But the evidence reviewed for the report suggested that although some EU member states successfully implemented many of the WHO recommendations, some appear to have been overlooked. In particular, there was a lack of evidence to suggest any activity to restrict non-prescription use of antibiotics by people or off-label veterinary use of certain new or critically important antibiotics to human medicine.
Likewise, it appears that little has been done to evaluate the need for incentives to stimulate discovery, research and development of veterinary medicines to increase the likelihood that drugs will reach the market at the rate required to combat AMR.
“The UK has taken significant steps to meet the objectives of the EU Action Plan, which in turn satisfies the WHO Europe Strategic Action Plan,” said Professor Piddock.
“Yet there is an absence of objective and tangible outcomes by which to measure success of these plans and strategies.

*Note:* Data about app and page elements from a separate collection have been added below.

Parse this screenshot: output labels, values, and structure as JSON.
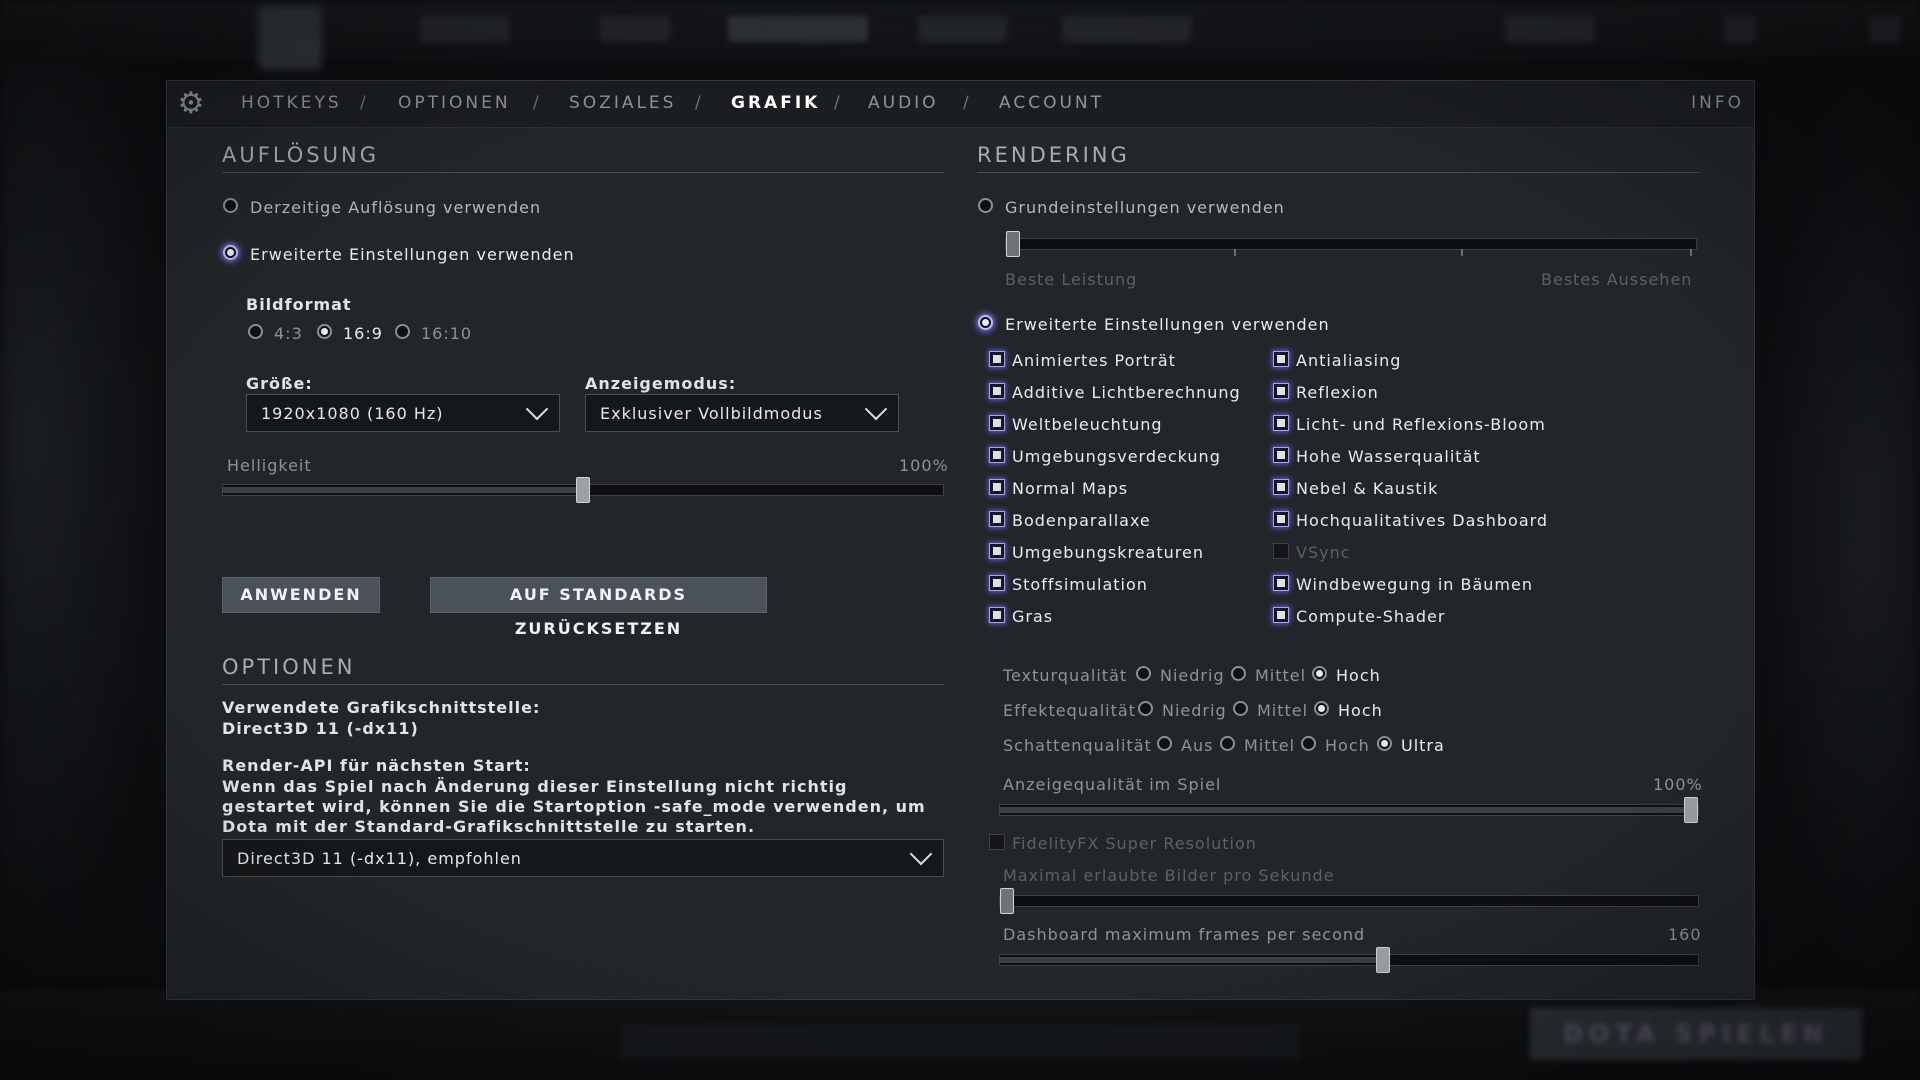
{
  "background": {
    "play_button": "DOTA SPIELEN",
    "nav_items": [
      "HELDEN",
      "SHOP",
      "ZUSCHAUEN",
      "LERNEN",
      "SPIELHALLE"
    ]
  },
  "tabs": {
    "items": [
      "HOTKEYS",
      "OPTIONEN",
      "SOZIALES",
      "GRAFIK",
      "AUDIO",
      "ACCOUNT"
    ],
    "active": "GRAFIK",
    "separator": "/",
    "info": "INFO"
  },
  "resolution": {
    "title": "AUFLÖSUNG",
    "use_current": "Derzeitige Auflösung verwenden",
    "use_advanced": "Erweiterte Einstellungen verwenden",
    "aspect_label": "Bildformat",
    "aspect_options": [
      "4:3",
      "16:9",
      "16:10"
    ],
    "aspect_selected": "16:9",
    "size_label": "Größe:",
    "size_value": "1920x1080 (160 Hz)",
    "display_mode_label": "Anzeigemodus:",
    "display_mode_value": "Exklusiver Vollbildmodus",
    "brightness_label": "Helligkeit",
    "brightness_value": "100%",
    "brightness_fraction": 0.5,
    "apply_button": "ANWENDEN",
    "reset_button": "AUF STANDARDS ZURÜCKSETZEN"
  },
  "options": {
    "title": "OPTIONEN",
    "api_used_label": "Verwendete Grafikschnittstelle:",
    "api_used_value": "Direct3D 11 (-dx11)",
    "render_api_label": "Render-API für nächsten Start:",
    "render_api_note": "Wenn das Spiel nach Änderung dieser Einstellung nicht richtig gestartet wird, können Sie die Startoption -safe_mode verwenden, um Dota mit der Standard-Grafikschnittstelle zu starten.",
    "render_api_value": "Direct3D 11 (-dx11), empfohlen"
  },
  "rendering": {
    "title": "RENDERING",
    "use_basic": "Grundeinstellungen verwenden",
    "perf_left": "Beste Leistung",
    "perf_right": "Bestes Aussehen",
    "use_advanced": "Erweiterte Einstellungen verwenden",
    "checkboxes_left": [
      {
        "label": "Animiertes Porträt",
        "checked": true
      },
      {
        "label": "Additive Lichtberechnung",
        "checked": true
      },
      {
        "label": "Weltbeleuchtung",
        "checked": true
      },
      {
        "label": "Umgebungsverdeckung",
        "checked": true
      },
      {
        "label": "Normal Maps",
        "checked": true
      },
      {
        "label": "Bodenparallaxe",
        "checked": true
      },
      {
        "label": "Umgebungskreaturen",
        "checked": true
      },
      {
        "label": "Stoffsimulation",
        "checked": true
      },
      {
        "label": "Gras",
        "checked": true
      }
    ],
    "checkboxes_right": [
      {
        "label": "Antialiasing",
        "checked": true
      },
      {
        "label": "Reflexion",
        "checked": true
      },
      {
        "label": "Licht- und Reflexions-Bloom",
        "checked": true
      },
      {
        "label": "Hohe Wasserqualität",
        "checked": true
      },
      {
        "label": "Nebel & Kaustik",
        "checked": true
      },
      {
        "label": "Hochqualitatives Dashboard",
        "checked": true
      },
      {
        "label": "VSync",
        "checked": false
      },
      {
        "label": "Windbewegung in Bäumen",
        "checked": true
      },
      {
        "label": "Compute-Shader",
        "checked": true
      }
    ],
    "texture_label": "Texturqualität",
    "texture_options": [
      "Niedrig",
      "Mittel",
      "Hoch"
    ],
    "texture_selected": "Hoch",
    "effect_label": "Effektequalität",
    "effect_options": [
      "Niedrig",
      "Mittel",
      "Hoch"
    ],
    "effect_selected": "Hoch",
    "shadow_label": "Schattenqualität",
    "shadow_options": [
      "Aus",
      "Mittel",
      "Hoch",
      "Ultra"
    ],
    "shadow_selected": "Ultra",
    "render_quality_label": "Anzeigequalität im Spiel",
    "render_quality_value": "100%",
    "render_quality_fraction": 1.0,
    "fsr_label": "FidelityFX Super Resolution",
    "max_fps_label": "Maximal erlaubte Bilder pro Sekunde",
    "max_fps_fraction": 0.0,
    "dashboard_fps_label": "Dashboard maximum frames per second",
    "dashboard_fps_value": "160",
    "dashboard_fps_fraction": 0.55
  }
}
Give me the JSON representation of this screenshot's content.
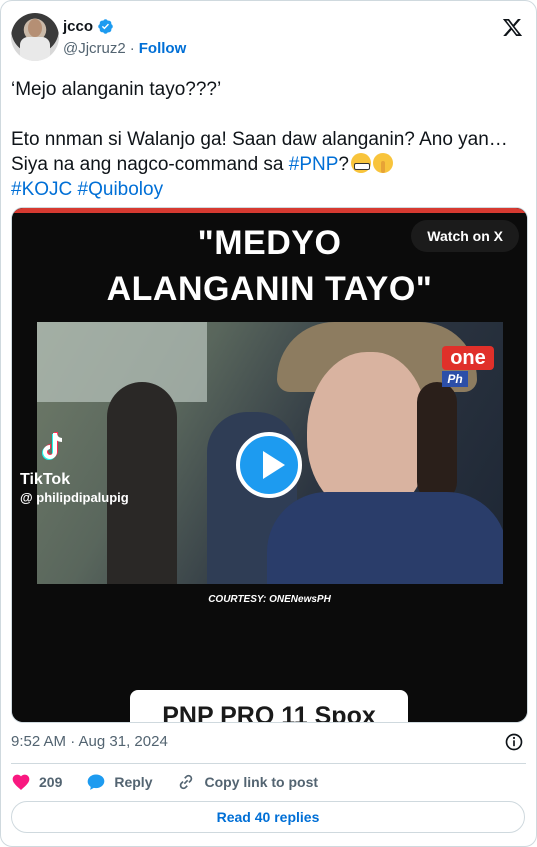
{
  "author": {
    "display_name": "jcco",
    "handle": "@Jjcruz2",
    "separator": "·",
    "follow_label": "Follow",
    "verified_icon": "verified-badge-icon"
  },
  "post": {
    "line1": "‘Mejo alanganin tayo???’",
    "line2_text": "Eto nnman si Walanjo ga! Saan daw alanganin? Ano yan… Siya na ang nagco-command sa ",
    "hashtag_pnp": "#PNP",
    "question_mark": "?",
    "hashtag_kojc": "#KOJC",
    "hashtag_quiboloy": "#Quiboloy"
  },
  "media": {
    "headline_line1": "\"MEDYO",
    "headline_line2": "ALANGANIN TAYO\"",
    "watch_label": "Watch on X",
    "tiktok_label": "TikTok",
    "tiktok_user": "@ philipdipalupig",
    "courtesy": "COURTESY: ONENewsPH",
    "banner_text": "PNP PRO 11 Spox",
    "logo_one": "one",
    "logo_ph": "Ph"
  },
  "meta": {
    "timestamp": "9:52 AM · Aug 31, 2024"
  },
  "actions": {
    "like_count": "209",
    "reply_label": "Reply",
    "copy_label": "Copy link to post"
  },
  "footer": {
    "read_replies_label": "Read 40 replies"
  },
  "colors": {
    "link_blue": "#006fd6",
    "like_red": "#f91880",
    "play_blue": "#1d9bf0",
    "media_red_bar": "#d63a31"
  }
}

There is also a lack of consistency between the strategies in use of terminology, areas of compliance and recommendations, which makes it difficult to discern whether the EU and UK regional action plans have satisfied the overarching WHO Action Plan.
“The biggest weakness is the ambiguous nature of the words employed in the recommendations. This ‘jargon’ may limit the impetus for decisive government action in some areas and pose a challenge to finding evidence of fulfilment of the AMR strategy aims.”
The report made the following recommendations for use in future action plans to combat AMR:
Original Article: Lose the jargon, win the war — the fight against superbugsNEXT ARTICLE
Bioinformatics is the application of computer software and hardware to the management of biological data to create useful information. Computers are used to gather, store, analyze and integrate biological and genetic information which can then be applied...
DNA sequencing is the process of determining the precise order of nucleotides within a DNA molecule. During DNA sequencing, the bases of a small fragment of DNA are sequentially identified from signals emitted as each fragment is re-synthesized from a ...